Two major pests of toyon are scales and thrips. These pests are insects that will drink the sap of this shrub causing it to slowly weaken and possibly even die. Three common methods of controlling these pests are releasing predators, like lacewings or mites, spraying the plant with water, and using natural or chemical spraying solutions7. Aside from these two pests, toyon is also susceptible to a bacterial disease known as fire blight which causes an overall scorched appearance of its leaves. The bacterium responsible for this disease is Erwinia amylovora9. A common sign of fire blight is when the trunk or branches of the tree begin to ooze out a tan and watery material. Fire blight will typically occur in the spring due to warmer and moister weather. This disease can be controlled by removing the diseased branches below the infected site and will take place in the summer or winter because the disease is no longer spreading9.
Toyon has adapted to its environment in several different ways. It has adapted to have a strong and heavily-branched root system that is able to obtain the limited amounts of water it is exposed to7. The leaves on toyon are also thick and waxy that reduce water loss helping keep this shrub green throughout the year. The combination of these two adaptations have made toyon drought-tolerant8. This shrub is considered to be inflammable and is able to re-sprout effectively from the crown of the root after a fire has occurred11. Lastly, the berries and leaves have cyanic compounds which help reduce animal consumption9.
What we use it for
Native Americans traditionally used toyon for food. The berries on toyon do not provide much nutritional value, so it was typically made into a jelly1. When settlers discovered the toyon berries, they broke them down and added sugar to make custard and wine. Native Americans would also use the leaves to make infusions that could be used for treating infections or regulating menstruation1.
A common use of toyon amongst humans today is the collection of its branches during Christmas time due to its festive appearance10. The branches are cut off and used as Christmas decorations such as wreaths. This practice became so popular and the threat to the toyon population so great from this that California ultimately ended up passing the CA Penal Code 384a in 1993, stating that no person may collect toyon on public lands in California4.

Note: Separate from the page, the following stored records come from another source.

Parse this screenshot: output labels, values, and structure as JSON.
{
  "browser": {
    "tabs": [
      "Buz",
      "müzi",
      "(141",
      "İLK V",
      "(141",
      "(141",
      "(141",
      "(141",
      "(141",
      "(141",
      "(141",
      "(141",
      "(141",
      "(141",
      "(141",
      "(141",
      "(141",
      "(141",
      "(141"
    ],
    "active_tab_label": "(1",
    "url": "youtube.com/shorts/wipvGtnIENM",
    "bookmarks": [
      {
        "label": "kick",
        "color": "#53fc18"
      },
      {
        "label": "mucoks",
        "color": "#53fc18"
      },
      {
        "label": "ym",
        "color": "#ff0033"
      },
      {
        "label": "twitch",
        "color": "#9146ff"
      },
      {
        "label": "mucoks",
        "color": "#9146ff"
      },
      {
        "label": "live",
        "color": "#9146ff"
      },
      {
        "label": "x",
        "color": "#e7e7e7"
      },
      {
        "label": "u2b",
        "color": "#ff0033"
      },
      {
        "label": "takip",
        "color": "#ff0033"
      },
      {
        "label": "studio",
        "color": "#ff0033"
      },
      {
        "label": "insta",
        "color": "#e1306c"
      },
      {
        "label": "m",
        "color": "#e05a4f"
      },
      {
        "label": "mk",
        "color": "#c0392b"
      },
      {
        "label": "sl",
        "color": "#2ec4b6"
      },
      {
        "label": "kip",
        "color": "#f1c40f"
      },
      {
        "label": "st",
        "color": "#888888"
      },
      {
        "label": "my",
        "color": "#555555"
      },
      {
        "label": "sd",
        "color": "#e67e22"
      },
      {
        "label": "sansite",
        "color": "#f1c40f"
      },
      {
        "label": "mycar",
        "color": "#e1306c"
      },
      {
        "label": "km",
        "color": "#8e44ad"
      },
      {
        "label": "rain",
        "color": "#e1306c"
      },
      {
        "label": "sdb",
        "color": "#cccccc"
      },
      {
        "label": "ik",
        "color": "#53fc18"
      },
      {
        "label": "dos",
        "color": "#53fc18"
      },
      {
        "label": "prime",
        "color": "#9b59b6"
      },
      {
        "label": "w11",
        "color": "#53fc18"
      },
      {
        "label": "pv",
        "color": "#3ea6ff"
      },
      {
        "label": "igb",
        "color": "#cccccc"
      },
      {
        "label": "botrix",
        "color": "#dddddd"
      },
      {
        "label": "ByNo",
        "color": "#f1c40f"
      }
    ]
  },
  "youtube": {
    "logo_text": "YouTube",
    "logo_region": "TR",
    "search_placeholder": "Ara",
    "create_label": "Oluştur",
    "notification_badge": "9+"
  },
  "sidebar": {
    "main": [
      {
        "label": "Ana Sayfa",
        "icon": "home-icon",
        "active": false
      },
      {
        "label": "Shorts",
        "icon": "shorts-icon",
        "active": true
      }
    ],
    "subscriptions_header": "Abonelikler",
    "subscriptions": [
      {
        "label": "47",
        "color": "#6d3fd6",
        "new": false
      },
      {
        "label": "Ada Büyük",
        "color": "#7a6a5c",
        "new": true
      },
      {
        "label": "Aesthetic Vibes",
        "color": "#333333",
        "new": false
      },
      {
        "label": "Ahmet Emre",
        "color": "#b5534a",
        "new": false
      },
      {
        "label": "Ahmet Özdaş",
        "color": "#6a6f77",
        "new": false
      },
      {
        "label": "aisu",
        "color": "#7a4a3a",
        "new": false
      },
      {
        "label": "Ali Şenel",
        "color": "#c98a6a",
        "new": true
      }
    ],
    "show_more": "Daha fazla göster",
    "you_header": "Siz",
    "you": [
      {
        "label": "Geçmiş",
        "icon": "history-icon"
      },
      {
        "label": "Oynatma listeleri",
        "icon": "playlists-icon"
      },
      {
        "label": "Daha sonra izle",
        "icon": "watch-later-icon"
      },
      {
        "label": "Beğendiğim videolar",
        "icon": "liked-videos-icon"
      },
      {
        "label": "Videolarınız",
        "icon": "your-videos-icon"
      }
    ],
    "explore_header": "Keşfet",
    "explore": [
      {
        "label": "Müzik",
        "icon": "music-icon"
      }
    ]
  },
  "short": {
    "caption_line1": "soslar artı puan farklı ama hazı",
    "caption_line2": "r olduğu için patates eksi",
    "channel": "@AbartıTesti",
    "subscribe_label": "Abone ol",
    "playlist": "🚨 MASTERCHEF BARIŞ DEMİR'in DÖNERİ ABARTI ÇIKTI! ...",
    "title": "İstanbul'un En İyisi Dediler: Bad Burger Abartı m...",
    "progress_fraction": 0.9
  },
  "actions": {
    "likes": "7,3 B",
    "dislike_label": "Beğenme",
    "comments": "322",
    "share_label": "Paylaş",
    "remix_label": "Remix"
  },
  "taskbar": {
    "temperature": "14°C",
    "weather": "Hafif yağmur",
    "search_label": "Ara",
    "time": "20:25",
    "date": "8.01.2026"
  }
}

Biographers: Casey Curow & Zachary Douglass, BIOL 238, Evolution, Ecology & Behavior, Spring 2019